(Dataset rows for apps and sites)
§ §

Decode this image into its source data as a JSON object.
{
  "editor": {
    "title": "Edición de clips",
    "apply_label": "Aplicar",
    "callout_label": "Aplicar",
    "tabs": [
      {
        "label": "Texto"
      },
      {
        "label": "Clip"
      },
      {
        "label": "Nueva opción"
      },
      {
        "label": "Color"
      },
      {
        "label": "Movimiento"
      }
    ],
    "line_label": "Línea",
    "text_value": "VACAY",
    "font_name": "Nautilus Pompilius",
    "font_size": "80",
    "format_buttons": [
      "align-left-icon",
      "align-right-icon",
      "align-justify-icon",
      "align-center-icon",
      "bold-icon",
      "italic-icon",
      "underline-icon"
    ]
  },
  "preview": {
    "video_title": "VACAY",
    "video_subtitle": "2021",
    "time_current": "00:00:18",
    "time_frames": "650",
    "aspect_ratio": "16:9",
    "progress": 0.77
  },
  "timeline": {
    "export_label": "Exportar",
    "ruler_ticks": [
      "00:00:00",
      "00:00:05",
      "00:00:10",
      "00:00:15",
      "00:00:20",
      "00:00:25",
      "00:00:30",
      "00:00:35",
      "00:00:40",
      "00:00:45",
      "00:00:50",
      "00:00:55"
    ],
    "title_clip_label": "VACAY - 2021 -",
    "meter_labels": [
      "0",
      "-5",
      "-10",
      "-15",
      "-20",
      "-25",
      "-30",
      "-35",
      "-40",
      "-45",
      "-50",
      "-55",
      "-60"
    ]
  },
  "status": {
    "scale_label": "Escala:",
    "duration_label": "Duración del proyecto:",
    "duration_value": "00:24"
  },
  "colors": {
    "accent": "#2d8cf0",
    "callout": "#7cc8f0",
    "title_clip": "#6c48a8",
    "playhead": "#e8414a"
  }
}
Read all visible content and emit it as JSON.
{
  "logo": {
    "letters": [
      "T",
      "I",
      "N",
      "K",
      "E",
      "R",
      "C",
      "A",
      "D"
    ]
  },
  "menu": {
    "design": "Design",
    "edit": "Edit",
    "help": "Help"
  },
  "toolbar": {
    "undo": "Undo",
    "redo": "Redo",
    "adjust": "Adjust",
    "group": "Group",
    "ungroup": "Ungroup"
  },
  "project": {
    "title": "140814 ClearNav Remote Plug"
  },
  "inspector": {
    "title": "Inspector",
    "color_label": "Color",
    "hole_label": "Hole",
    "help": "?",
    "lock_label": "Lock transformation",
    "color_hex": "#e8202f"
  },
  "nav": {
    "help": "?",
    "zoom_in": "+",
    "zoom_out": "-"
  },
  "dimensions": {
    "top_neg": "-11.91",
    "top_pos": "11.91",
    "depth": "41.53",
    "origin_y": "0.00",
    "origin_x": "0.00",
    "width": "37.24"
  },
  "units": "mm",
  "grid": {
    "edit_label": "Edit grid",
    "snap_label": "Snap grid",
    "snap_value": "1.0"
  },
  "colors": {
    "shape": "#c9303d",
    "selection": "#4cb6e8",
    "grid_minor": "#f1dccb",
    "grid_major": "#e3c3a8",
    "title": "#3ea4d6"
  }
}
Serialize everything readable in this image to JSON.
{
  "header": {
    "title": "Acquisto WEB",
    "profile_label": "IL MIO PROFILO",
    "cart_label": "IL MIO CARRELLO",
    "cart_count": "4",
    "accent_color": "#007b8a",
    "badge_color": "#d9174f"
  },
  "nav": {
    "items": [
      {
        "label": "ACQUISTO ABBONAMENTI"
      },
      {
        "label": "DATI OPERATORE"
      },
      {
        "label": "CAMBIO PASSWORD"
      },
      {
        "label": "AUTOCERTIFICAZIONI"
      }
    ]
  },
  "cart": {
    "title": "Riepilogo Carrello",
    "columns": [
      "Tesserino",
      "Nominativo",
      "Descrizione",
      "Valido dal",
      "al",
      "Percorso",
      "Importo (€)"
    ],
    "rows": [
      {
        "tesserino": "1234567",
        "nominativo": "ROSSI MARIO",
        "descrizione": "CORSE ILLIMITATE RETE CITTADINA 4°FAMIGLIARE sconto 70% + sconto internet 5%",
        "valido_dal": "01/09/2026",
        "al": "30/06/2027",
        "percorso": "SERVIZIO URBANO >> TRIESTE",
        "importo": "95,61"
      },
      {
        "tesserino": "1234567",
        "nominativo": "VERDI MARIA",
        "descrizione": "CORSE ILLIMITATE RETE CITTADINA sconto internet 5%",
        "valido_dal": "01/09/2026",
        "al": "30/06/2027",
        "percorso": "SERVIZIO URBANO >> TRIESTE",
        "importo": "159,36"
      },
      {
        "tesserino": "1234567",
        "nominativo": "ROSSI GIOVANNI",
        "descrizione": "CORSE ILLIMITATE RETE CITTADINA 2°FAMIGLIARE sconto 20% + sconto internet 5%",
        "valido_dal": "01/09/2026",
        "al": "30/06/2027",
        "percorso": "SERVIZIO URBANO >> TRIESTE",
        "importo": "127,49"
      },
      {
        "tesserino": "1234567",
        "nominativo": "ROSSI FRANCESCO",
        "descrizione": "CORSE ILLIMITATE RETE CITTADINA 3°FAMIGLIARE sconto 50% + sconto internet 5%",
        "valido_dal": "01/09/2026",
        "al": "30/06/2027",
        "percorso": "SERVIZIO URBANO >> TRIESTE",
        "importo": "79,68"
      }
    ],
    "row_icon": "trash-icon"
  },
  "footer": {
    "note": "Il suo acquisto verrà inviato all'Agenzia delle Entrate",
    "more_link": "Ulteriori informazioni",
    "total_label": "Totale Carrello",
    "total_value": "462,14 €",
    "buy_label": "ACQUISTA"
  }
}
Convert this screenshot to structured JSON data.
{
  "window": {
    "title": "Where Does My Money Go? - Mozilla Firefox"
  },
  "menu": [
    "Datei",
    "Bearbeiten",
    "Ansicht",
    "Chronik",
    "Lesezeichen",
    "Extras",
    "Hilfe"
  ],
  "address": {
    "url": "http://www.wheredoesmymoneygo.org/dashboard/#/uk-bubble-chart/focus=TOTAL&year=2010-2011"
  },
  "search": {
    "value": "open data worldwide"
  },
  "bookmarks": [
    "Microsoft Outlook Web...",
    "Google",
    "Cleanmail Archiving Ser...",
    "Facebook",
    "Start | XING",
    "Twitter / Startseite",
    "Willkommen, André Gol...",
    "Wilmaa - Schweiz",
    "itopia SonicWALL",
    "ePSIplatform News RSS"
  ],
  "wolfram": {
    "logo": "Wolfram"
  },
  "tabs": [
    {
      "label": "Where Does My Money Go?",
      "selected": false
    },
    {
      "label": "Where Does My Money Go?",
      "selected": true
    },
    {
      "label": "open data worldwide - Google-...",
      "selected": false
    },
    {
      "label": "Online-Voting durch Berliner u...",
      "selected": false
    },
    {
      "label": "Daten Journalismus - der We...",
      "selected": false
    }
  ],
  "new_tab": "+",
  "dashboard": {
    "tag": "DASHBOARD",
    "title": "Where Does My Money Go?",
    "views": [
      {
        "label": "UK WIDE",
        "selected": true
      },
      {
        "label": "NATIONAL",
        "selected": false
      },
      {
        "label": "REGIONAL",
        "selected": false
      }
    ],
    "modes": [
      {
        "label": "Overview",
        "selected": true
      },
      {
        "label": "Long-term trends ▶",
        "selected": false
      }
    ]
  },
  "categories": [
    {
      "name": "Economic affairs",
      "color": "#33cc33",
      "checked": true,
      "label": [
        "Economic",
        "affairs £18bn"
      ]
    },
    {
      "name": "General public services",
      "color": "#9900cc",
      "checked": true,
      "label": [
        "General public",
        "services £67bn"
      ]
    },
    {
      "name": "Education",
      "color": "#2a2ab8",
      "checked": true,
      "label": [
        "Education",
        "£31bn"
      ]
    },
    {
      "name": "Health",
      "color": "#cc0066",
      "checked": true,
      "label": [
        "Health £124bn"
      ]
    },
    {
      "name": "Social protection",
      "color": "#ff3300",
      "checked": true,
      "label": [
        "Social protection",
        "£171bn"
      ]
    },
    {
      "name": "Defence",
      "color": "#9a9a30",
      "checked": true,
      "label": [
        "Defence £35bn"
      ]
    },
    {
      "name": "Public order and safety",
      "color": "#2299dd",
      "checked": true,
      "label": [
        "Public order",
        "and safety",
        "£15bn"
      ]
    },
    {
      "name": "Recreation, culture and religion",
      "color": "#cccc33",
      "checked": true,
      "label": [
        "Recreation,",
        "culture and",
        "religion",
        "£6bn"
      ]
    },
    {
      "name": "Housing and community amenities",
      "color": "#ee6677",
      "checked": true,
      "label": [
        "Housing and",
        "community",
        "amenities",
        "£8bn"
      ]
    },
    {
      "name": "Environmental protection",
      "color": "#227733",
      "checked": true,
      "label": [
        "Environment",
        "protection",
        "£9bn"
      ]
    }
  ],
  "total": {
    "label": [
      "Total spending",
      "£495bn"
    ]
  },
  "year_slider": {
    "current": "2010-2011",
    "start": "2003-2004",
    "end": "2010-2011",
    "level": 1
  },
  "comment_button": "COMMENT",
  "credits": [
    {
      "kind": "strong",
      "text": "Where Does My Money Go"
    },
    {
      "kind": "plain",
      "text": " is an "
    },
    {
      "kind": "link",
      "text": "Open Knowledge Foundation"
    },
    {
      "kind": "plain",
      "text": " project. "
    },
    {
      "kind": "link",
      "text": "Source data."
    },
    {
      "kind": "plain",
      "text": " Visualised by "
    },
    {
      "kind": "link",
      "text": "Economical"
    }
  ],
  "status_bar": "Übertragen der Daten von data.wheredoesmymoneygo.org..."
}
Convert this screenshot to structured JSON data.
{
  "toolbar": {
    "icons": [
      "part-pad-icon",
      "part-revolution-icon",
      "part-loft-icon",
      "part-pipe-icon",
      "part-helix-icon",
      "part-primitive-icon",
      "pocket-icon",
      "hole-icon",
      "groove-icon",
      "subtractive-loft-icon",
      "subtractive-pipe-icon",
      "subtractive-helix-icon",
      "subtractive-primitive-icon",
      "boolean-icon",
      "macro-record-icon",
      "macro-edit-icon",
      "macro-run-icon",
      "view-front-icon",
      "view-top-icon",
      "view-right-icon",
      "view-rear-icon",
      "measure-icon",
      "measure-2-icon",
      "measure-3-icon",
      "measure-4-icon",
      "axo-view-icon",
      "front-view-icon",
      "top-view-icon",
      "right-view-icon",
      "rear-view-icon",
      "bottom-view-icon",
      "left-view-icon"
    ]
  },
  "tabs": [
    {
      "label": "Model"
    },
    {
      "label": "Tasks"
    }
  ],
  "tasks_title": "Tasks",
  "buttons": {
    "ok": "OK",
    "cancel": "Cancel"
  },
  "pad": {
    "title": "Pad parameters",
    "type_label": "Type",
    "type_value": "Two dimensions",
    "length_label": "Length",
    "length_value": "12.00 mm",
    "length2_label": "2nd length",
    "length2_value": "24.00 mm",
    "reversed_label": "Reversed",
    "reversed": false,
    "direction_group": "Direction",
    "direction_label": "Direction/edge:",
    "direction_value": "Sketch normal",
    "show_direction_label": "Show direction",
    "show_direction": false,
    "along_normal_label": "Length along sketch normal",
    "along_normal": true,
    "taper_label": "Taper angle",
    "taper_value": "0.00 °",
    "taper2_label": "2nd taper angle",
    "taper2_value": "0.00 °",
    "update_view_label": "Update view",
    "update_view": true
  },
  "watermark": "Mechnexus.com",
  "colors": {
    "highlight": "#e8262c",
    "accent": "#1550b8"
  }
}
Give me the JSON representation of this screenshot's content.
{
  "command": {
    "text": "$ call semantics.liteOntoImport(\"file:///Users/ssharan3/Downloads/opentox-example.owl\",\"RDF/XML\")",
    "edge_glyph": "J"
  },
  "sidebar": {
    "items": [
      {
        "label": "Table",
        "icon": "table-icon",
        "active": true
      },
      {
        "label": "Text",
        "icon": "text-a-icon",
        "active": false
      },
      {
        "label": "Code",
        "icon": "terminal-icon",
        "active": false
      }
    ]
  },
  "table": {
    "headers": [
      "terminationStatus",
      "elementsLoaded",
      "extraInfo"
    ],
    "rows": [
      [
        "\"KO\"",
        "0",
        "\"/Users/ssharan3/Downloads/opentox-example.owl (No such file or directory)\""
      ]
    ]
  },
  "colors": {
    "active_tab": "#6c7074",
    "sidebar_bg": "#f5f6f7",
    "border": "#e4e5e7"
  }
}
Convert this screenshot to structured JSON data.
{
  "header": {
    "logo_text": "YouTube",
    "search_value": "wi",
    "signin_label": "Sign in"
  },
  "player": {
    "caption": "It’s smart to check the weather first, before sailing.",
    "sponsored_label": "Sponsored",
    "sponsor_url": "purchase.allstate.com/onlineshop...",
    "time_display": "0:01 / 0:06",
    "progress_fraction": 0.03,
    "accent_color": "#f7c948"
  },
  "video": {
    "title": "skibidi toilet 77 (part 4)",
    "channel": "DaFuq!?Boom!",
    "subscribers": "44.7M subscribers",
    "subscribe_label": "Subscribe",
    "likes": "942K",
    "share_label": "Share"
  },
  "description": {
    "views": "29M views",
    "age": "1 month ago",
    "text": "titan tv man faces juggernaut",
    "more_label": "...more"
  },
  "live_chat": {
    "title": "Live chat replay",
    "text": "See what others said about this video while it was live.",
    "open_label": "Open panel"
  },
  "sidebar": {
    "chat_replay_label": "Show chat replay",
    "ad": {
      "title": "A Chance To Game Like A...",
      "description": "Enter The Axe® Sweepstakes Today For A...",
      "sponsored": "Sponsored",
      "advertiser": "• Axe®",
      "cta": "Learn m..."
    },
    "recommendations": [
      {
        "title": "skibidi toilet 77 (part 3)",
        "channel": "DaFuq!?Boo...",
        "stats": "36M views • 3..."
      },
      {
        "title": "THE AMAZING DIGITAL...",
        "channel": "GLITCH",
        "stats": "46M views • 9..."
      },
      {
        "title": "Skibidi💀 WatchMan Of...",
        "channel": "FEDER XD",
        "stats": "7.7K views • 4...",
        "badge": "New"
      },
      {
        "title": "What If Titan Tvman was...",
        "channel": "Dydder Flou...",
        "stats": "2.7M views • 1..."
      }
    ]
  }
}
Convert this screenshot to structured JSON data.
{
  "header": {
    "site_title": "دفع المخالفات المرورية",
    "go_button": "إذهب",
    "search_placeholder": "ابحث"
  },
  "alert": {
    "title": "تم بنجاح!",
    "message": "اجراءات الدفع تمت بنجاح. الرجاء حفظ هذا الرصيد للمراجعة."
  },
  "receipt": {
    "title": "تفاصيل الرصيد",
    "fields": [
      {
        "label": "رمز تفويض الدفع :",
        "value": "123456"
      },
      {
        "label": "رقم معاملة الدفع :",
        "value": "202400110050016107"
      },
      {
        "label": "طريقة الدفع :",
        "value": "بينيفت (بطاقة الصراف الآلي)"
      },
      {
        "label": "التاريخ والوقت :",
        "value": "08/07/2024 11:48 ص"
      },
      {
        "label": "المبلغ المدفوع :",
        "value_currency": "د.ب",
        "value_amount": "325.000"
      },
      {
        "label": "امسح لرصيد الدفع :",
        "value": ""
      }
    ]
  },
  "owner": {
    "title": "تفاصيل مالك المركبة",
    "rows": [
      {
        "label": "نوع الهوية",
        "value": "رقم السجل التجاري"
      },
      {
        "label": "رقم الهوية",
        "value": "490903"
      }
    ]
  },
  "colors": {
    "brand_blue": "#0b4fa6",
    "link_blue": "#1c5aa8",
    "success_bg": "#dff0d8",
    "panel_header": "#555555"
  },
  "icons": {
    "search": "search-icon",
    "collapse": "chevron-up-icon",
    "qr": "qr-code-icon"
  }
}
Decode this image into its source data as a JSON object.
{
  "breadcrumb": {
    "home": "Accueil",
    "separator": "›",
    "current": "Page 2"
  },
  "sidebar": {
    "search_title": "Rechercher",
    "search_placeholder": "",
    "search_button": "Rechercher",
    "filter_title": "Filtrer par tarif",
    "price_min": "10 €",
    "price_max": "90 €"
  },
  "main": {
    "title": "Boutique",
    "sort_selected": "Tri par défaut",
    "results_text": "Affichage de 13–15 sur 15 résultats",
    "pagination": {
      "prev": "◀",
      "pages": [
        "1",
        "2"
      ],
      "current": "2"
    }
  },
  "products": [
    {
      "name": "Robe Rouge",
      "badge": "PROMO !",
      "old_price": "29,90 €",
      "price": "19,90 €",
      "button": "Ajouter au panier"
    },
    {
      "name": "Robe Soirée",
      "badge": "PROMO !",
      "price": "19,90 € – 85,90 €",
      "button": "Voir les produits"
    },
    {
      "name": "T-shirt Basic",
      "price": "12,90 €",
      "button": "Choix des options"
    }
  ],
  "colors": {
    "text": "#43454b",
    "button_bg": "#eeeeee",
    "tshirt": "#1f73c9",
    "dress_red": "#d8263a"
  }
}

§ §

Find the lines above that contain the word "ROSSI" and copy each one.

        "nominativo": "ROSSI MARIO",
        "nominativo": "ROSSI GIOVANNI",
        "nominativo": "ROSSI FRANCESCO",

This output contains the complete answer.